(Informant shows the hand motions that are done with the game including a series of claps and sailor saluting motion)

HV: Its usually played with two people and usually played by elementary schoolers.

Me: What do you think the significance is of it? Does that make sense?

HV: Yes! I honestly think, my mom and I were talking about this, I was interviewing her and she was telling me about a different game I actually did play growing up and I was asking her because I have a younger brother, “do you think that your youngest child knows this game or will know this game” and she was like “No” because children now just play on computers and watch television and so I think to me it just kind of shows people, older generations in my gamily they played outside and they played those kind of games. I’m grateful that like we were the generation that liek we were probably the last  kids that played outside adn that was the end and that’s so sad.

Me: Yeah its all IPad kids now…

HV: Exactly yeah and I feel like thats so valuable and something lost, and im not anti tenchonoly in schools but there is something lost in the physicality in children playing together. Also its a tongue twister, it rhymes and just goes to show how play, music and contact are really important when you are a little kid.

Me: Do you think you will pass it down?

HV: I hope my siblings if they do have kids they do and I would encourage it with future generations. Its also a language thing because like my brother struggles with Spanish a lot and I just think if kids knew a little more like the games and music it would be easier to keep the language.

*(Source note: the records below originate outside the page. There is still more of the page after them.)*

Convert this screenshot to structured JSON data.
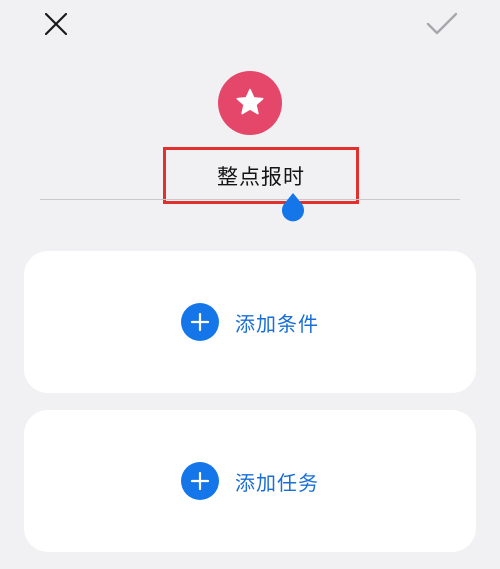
{
  "header": {
    "close_icon": "close-icon",
    "confirm_icon": "check-icon"
  },
  "scene": {
    "icon": "star-icon",
    "icon_color": "#e5476a",
    "name": "整点报时",
    "highlight_color": "#e0312f"
  },
  "cards": {
    "add_condition_label": "添加条件",
    "add_task_label": "添加任务",
    "accent_color": "#1476e8"
  }
}
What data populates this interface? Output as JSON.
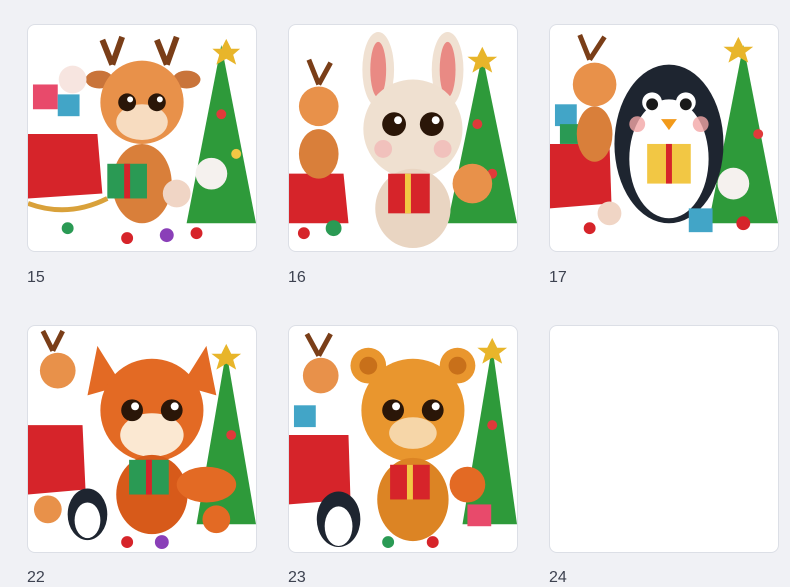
{
  "grid": {
    "items": [
      {
        "number": "15",
        "subject": "fawn-with-gift-icon",
        "bg": "#e8914a"
      },
      {
        "number": "16",
        "subject": "bunny-with-gift-icon",
        "bg": "#efe0d0"
      },
      {
        "number": "17",
        "subject": "penguin-with-gift-icon",
        "bg": "#1e2530"
      },
      {
        "number": "22",
        "subject": "fox-with-gift-icon",
        "bg": "#e36a24"
      },
      {
        "number": "23",
        "subject": "bear-cub-with-gift-icon",
        "bg": "#e9962e"
      },
      {
        "number": "24",
        "subject": "blank",
        "bg": "#ffffff"
      }
    ]
  }
}
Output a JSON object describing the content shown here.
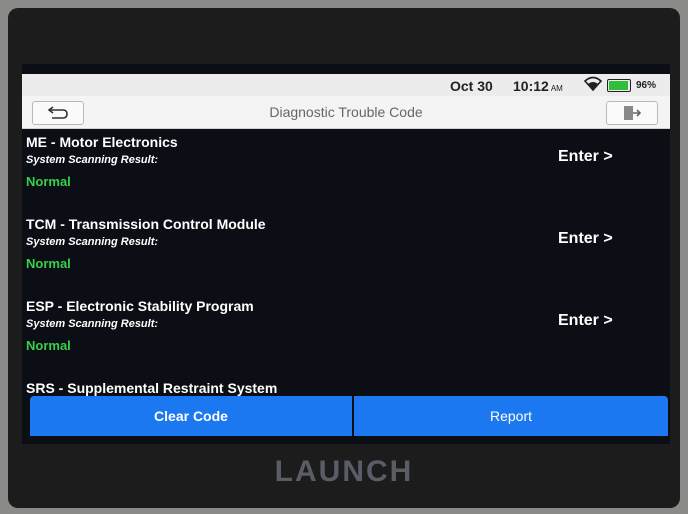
{
  "status_bar": {
    "date": "Oct 30",
    "time": "10:12",
    "ampm": "AM",
    "battery_percent": "96%",
    "battery_level": 0.96,
    "icons": [
      "wifi-icon",
      "battery-icon"
    ]
  },
  "header": {
    "title": "Diagnostic Trouble Code",
    "back_icon": "back-arrow-icon",
    "exit_icon": "exit-icon"
  },
  "systems": [
    {
      "name": "ME - Motor Electronics",
      "result_label": "System Scanning Result:",
      "result": "Normal",
      "action": "Enter >"
    },
    {
      "name": "TCM - Transmission Control Module",
      "result_label": "System Scanning Result:",
      "result": "Normal",
      "action": "Enter >"
    },
    {
      "name": "ESP - Electronic Stability Program",
      "result_label": "System Scanning Result:",
      "result": "Normal",
      "action": "Enter >"
    },
    {
      "name": "SRS - Supplemental Restraint System"
    }
  ],
  "buttons": {
    "clear": "Clear Code",
    "report": "Report"
  },
  "brand": "LAUNCH",
  "colors": {
    "accent": "#1b78f0",
    "normal": "#37d04b",
    "background": "#0b0e14"
  }
}
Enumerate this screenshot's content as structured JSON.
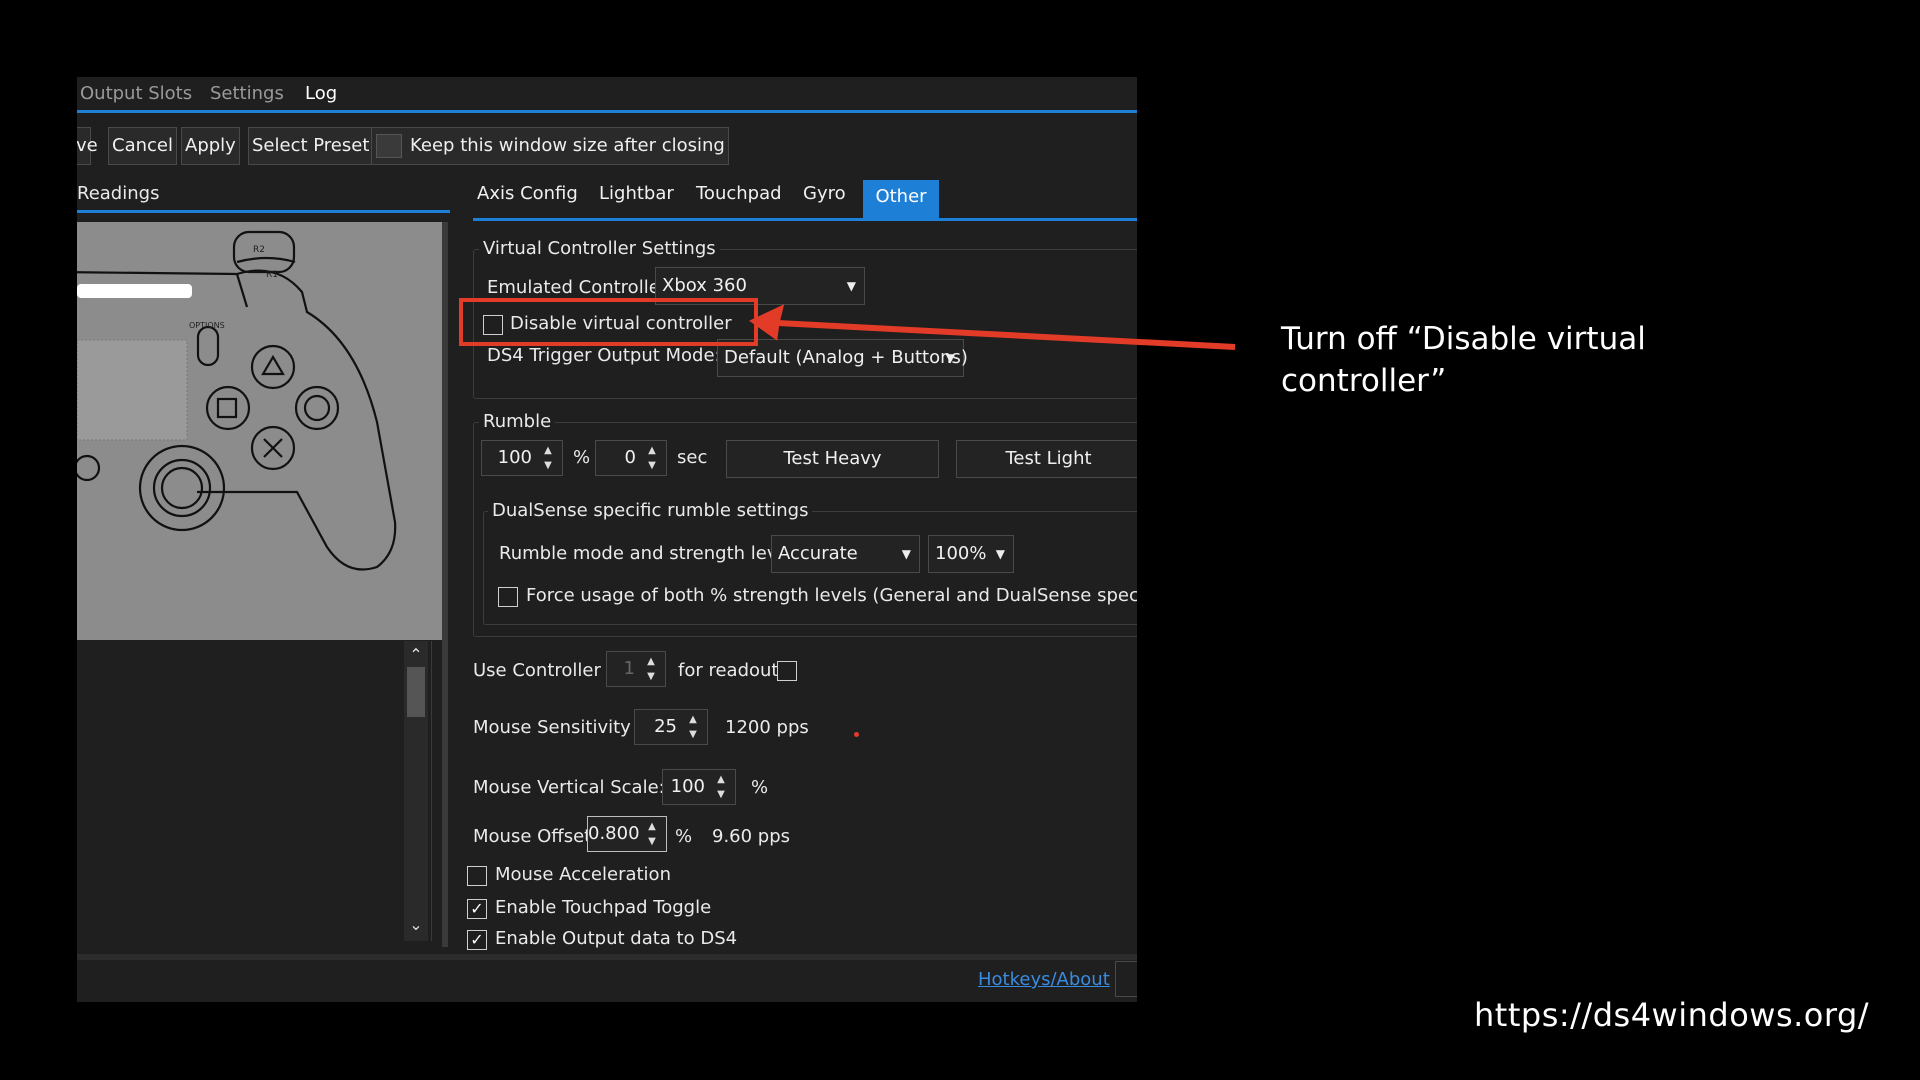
{
  "menu": {
    "items": [
      {
        "label": "Output Slots"
      },
      {
        "label": "Settings"
      },
      {
        "label": "Log"
      }
    ]
  },
  "toolbar": {
    "save_label": "ve",
    "cancel_label": "Cancel",
    "apply_label": "Apply",
    "select_preset_label": "Select Preset",
    "keep_size_label": "Keep this window size after closing"
  },
  "left_panel": {
    "tab_label": "Readings",
    "controller_labels": {
      "r2": "R2",
      "r1": "R1",
      "options": "OPTIONS"
    }
  },
  "tabs": [
    {
      "label": "Axis Config"
    },
    {
      "label": "Lightbar"
    },
    {
      "label": "Touchpad"
    },
    {
      "label": "Gyro"
    },
    {
      "label": "Other"
    }
  ],
  "virtual_controller": {
    "title": "Virtual Controller Settings",
    "emulated_label": "Emulated Controller",
    "emulated_value": "Xbox 360",
    "disable_label": "Disable virtual controller",
    "disable_checked": false,
    "trigger_label": "DS4 Trigger Output Mode:",
    "trigger_value": "Default (Analog + Buttons)"
  },
  "rumble": {
    "title": "Rumble",
    "percent_value": "100",
    "percent_unit": "%",
    "sec_value": "0",
    "sec_unit": "sec",
    "test_heavy_label": "Test Heavy",
    "test_light_label": "Test Light",
    "dualsense": {
      "title": "DualSense specific rumble settings",
      "mode_label": "Rumble mode and strength level:",
      "mode_value": "Accurate",
      "strength_value": "100%",
      "force_label": "Force usage of both % strength levels (General and DualSense specifc)",
      "force_checked": false
    }
  },
  "controller_use": {
    "use_label": "Use Controller",
    "use_value": "1",
    "readout_label": "for readout"
  },
  "mouse": {
    "sensitivity_label": "Mouse Sensitivity",
    "sensitivity_value": "25",
    "sensitivity_pps": "1200 pps",
    "vertical_label": "Mouse Vertical Scale:",
    "vertical_value": "100",
    "vertical_unit": "%",
    "offset_label": "Mouse Offset",
    "offset_value": "0.800",
    "offset_unit": "%",
    "offset_pps": "9.60 pps",
    "accel_label": "Mouse Acceleration",
    "accel_checked": false
  },
  "options": {
    "touchpad_toggle_label": "Enable Touchpad Toggle",
    "touchpad_toggle_checked": true,
    "output_ds4_label": "Enable Output data to DS4",
    "output_ds4_checked": true
  },
  "footer": {
    "hotkeys_label": "Hotkeys/About"
  },
  "annotation": {
    "text": "Turn off “Disable virtual controller”",
    "highlight_color": "#e23b28"
  },
  "site_url": "https://ds4windows.org/",
  "colors": {
    "accent": "#1e7fd6",
    "background": "#1f1f1f",
    "annotation": "#e23b28"
  }
}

  1.  Marinero que se fue a la mar is played by children. The informant was taught it at the end of elementary middle school by her Hispanic mother who played it as a child.The informant described it, and perfomaned it as a  hand game. They drew similarities to the game “patty cake”. The informant discussed how it shows older generations played outside and with one another compared to the way our current generations interact and play via technology. 
  2.  Informants performed the proverb over a video zoom call. The informant was taught this game verbally by her hispanic mother. Although the informant is unsure if its specifically from Mexico it was performed to them in Spanish and then performed to me in Spanish followed by translation. 
  3. My Reflection: This is a genre of folklore games which usually serves as a practice of entertainment, this example does that specifically for children. The teller belongs to the Mexican folk group which is highlighted in the sharing of this piece as it was taught and continues to be passed down in the Spanish language. For other children that learned it as a child who are in the same folklore group I think this piece would also be a reminder of their childhood and something that reflects their family and language similar to the informant who shared this piece with me. To others outside the folklore group I think once translated and given the context of where the game was taught they would be able to relate to it and find meaning by drawing connections of this game to other popular children’s games in their own folk group culture. For example, once the informant drew a connection between what was being taught and patty cake I further understood the purpose of the game because of my familiarity with patty cake (the purpose being an interactive, entertaining and language/movement based activity for children).